How to Win the Lottery

The lottery is a form of gambling in which numbers are drawn for prizes. Historically, the prize was money, but today it can be almost anything. It is a popular way to raise funds for public projects, and it is also an excellent method for rewarding teachers or other employees for their hard work. In addition, it has become a popular fund-raising tool for private charities and schools. In the United States, there are 43 state lotteries and several other organizations that offer lottery games. Many people choose to buy tickets to increase their chances of winning. While the odds of winning are low, a few smart strategies can help increase your chances of success.

The word “lottery” derives from the Dutch verb “lot”, meaning “fate.” It is also speculated that it may be a cognate with Middle French loterie, which itself comes from the Latin lotto. The first recorded lotteries to offer tickets with prizes were held in the Low Countries in the 15th century, raising money for town fortifications and to help the poor. The earliest lotteries were private, but the government gradually began to organize them as well.

Lottery has long been an integral part of state fiscal policy. Politicians rely on the lottery as a source of “painless” revenue because, unlike taxes, which are imposed in order to benefit everyone, lotteries reward only those who play. In this context, it is not surprising that a lottery is often criticized for its supposed regressive impact on lower income groups.

Nevertheless, the fact is that lottery revenues are a vital part of state budgets, and public officials cannot resist pressure from voters to increase the size and complexity of the industry. Thus, once a lottery is established, the focus of discussion and criticism changes from whether it should be introduced at all to specific features of its operations.

For example, it has been observed that people who choose their own numbers often pick personal numbers, such as birthdays or their home addresses. These numbers tend to have a pattern that can be replicated, which makes them more likely to appear in a winning combination. As a result, it is important to consider the expected value of your tickets when buying them.

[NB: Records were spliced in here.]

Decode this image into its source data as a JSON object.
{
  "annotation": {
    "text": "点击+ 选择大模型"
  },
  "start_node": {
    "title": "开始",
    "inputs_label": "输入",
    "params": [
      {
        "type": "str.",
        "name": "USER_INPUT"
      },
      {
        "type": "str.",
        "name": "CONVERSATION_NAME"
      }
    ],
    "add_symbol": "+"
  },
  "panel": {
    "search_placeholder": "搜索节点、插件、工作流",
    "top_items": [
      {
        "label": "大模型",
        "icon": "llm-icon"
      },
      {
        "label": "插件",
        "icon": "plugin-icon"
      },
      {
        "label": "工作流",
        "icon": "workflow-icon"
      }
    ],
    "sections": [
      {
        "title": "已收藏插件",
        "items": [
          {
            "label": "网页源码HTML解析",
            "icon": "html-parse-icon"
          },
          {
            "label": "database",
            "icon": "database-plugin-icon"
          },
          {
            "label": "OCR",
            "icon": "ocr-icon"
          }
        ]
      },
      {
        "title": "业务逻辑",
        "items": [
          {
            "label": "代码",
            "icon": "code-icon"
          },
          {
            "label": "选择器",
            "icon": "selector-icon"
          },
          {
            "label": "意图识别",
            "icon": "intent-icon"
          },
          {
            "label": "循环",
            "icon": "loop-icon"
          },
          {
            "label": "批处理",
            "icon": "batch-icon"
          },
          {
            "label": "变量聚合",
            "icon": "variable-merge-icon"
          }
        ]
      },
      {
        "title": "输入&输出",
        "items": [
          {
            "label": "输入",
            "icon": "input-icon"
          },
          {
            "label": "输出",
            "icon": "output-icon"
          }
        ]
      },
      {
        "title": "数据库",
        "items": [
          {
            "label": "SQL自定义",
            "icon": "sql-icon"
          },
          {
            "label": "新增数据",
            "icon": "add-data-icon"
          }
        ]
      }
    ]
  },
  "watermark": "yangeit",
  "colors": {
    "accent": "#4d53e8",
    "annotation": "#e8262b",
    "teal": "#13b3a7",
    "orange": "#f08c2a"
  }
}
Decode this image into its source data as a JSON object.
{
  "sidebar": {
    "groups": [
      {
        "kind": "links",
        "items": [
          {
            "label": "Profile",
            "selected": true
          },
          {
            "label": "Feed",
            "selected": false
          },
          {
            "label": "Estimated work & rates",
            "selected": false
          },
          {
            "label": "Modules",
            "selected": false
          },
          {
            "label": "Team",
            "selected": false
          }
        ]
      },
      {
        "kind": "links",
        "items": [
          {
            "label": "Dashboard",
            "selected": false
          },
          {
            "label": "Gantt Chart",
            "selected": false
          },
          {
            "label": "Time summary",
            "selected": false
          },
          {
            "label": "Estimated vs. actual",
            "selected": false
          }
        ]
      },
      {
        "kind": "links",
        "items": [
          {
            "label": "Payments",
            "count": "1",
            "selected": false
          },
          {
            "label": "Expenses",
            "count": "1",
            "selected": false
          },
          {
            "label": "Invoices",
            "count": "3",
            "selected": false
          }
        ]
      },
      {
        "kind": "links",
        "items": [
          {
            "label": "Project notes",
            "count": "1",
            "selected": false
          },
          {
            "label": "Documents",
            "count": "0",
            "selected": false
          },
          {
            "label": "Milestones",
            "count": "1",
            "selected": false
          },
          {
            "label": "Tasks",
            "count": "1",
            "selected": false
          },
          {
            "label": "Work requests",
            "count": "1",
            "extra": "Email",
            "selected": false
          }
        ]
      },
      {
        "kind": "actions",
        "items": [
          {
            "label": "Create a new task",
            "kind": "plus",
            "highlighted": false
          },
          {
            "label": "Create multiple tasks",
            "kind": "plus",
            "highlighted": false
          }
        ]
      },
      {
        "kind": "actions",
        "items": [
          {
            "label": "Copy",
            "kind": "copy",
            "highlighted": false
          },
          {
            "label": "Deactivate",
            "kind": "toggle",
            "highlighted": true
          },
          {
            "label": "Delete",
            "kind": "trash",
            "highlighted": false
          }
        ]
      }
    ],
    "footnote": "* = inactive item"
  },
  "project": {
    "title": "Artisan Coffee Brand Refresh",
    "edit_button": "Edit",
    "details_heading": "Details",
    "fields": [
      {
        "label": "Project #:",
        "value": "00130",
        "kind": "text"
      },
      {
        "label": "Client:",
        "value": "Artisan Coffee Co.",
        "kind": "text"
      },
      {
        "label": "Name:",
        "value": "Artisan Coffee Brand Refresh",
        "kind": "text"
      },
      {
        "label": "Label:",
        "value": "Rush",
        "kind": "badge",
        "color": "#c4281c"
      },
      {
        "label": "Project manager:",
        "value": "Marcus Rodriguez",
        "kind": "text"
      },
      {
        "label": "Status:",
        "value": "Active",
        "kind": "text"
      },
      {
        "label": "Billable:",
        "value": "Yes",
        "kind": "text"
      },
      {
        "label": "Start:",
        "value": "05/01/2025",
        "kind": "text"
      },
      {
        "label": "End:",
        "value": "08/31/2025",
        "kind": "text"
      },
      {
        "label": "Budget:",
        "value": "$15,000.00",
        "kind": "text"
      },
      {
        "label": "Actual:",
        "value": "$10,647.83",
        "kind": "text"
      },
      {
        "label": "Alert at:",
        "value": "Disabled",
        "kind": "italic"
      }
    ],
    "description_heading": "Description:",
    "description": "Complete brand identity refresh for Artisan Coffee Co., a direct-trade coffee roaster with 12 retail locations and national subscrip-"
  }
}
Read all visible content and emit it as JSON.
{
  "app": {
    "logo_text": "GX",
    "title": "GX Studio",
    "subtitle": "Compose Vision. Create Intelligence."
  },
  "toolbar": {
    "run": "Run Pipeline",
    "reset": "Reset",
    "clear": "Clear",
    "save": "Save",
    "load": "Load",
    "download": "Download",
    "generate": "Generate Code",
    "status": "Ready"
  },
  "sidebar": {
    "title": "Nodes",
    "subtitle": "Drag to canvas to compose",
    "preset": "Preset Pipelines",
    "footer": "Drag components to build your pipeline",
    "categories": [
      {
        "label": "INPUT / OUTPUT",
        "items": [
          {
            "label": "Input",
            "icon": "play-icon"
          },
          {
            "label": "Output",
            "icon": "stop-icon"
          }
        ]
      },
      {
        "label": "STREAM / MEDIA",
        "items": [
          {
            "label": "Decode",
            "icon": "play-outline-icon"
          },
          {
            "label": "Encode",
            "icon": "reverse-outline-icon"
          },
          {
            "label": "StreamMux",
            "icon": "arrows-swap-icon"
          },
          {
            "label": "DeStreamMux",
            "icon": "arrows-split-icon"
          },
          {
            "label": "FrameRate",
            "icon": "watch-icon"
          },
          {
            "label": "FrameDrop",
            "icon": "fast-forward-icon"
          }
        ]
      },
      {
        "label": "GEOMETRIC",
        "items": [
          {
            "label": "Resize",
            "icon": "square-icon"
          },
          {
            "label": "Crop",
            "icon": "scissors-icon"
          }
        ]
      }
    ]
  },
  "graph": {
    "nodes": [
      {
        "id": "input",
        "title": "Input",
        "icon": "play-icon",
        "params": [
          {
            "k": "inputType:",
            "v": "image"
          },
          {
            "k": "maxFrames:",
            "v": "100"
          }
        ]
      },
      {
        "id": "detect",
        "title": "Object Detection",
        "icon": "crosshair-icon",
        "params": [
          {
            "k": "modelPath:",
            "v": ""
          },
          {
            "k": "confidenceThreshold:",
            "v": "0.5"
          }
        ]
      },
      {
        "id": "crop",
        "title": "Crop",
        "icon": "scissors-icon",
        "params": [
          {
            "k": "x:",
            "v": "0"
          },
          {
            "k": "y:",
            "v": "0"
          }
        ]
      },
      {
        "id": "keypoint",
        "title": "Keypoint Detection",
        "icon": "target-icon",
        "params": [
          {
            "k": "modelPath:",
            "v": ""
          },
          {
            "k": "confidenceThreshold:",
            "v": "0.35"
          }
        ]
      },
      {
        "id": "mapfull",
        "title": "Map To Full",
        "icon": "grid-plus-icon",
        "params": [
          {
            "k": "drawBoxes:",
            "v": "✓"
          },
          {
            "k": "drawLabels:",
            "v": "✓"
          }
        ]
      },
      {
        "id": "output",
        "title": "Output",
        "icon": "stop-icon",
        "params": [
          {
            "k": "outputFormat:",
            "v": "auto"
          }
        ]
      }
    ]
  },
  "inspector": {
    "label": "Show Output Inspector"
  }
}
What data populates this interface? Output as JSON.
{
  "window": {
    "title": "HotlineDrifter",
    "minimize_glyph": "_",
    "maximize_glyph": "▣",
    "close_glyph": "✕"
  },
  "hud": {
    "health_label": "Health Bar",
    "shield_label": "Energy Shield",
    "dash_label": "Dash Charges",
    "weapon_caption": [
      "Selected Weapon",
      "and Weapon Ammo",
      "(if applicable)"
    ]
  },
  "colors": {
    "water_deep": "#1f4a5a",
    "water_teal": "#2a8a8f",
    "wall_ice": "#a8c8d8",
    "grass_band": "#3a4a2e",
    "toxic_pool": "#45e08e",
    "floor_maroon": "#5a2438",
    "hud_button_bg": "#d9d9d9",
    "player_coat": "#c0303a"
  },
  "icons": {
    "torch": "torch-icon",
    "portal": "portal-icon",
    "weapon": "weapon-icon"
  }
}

Moreover, you can also improve your chances of winning by choosing less popular games. This will reduce the competition and increase your chances of winning. However, it is important to note that winning the lottery requires luck and skill, not just knowledge of the odds. So, you should always play responsibly and never exceed your bankroll. In addition, you should always check your local laws before you start playing the lottery. This way, you will ensure that your winnings are legitimate. Additionally, you should try to avoid betting on numbers that are too similar to each other. For instance, you should not bet on numbers that share a single letter or digit. Also, you should make sure to purchase your tickets from a reputable dealer.